**Supplied records**
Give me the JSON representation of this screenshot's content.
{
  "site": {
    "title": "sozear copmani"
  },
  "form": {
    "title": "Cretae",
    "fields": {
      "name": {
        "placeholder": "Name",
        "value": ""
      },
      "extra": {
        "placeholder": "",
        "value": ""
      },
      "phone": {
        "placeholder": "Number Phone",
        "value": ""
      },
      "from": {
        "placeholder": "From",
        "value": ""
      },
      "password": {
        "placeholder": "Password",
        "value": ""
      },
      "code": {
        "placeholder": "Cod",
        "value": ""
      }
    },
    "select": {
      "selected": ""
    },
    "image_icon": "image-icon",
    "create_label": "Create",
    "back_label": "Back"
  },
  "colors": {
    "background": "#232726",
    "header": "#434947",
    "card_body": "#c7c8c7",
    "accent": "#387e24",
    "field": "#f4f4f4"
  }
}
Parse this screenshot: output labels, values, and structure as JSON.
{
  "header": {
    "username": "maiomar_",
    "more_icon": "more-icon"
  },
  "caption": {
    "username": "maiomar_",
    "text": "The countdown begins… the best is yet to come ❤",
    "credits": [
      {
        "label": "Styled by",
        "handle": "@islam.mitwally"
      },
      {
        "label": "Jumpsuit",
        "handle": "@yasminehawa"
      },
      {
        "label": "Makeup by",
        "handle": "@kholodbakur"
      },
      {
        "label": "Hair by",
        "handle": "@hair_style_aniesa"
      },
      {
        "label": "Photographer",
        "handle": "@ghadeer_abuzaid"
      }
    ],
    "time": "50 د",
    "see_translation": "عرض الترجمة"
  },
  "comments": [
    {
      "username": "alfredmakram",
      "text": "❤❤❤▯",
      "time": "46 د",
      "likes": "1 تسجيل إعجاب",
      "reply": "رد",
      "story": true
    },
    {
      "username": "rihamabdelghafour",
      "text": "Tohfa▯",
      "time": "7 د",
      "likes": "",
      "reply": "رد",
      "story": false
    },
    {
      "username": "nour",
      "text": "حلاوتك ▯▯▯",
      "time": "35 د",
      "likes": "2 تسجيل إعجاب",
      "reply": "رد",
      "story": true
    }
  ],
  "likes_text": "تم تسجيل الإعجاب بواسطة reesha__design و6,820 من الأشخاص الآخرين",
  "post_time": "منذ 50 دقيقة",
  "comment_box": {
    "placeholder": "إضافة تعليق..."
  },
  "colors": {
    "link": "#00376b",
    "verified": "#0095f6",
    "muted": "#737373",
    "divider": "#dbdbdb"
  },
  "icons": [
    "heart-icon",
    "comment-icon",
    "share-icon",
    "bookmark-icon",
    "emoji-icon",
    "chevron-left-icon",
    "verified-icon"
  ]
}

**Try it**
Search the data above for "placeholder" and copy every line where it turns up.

**Exercise answer**
        "placeholder": "Name",
        "placeholder": "",
        "placeholder": "Number Phone",
        "placeholder": "From",
        "placeholder": "Password",
        "placeholder": "Cod",
    "placeholder": "إضافة تعليق..."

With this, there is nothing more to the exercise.